The majority of SDOT construction work was completed during the drier summer months, with more projects planned as the years progress.
SDOT is also off to a great start leveraging other sources of money to make your levy dollars stretch further. To fully achieve the levy goals over the next nine years, we are working to obtain $564 million of additional funding through state and federal grants, public and private partnerships, and other available sources. So far, we have commitments totaling $108 million, or 19 percent of the total needed.
- Completed 12 safe-routes-to-school projects
- Repainted more than 600 crosswalks, making streets safer to cross
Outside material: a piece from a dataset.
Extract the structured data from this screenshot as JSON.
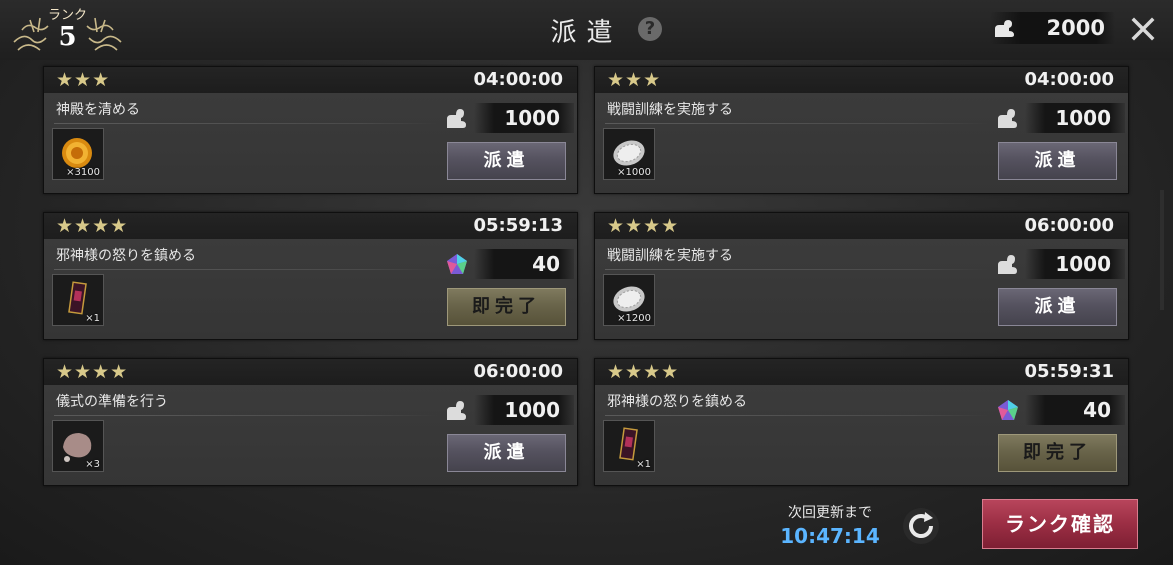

- Pruned approximately 3,000 trees to increase sign visibility and remove pedestrian hazards on the sidewalk
- Replaced more than 2,000 regulatory signs
Maintenance and Repair
- Completed more than 180 bridge maintenance projects
- Repaired seven blocks of sidewalk with more underway
- Planted 70 new trees with more scheduled this fall
- Launched ongoing pavement work that will improve 23rd Ave., Meridian Ave., Roosevelt Way, Renton Ave., Greenwood Ave. and S Spokane St.
- Installed more than 600 bicycle parking spaces, many utiliz- ing unused street space to improve sidewalk
- Improved bus stops in the Montlake neighborhood to make transfers easier at the new Husky Stadium light rail station
- Facilitated the new Rapid Ride C route through bus stop and other improvements in South Lake Union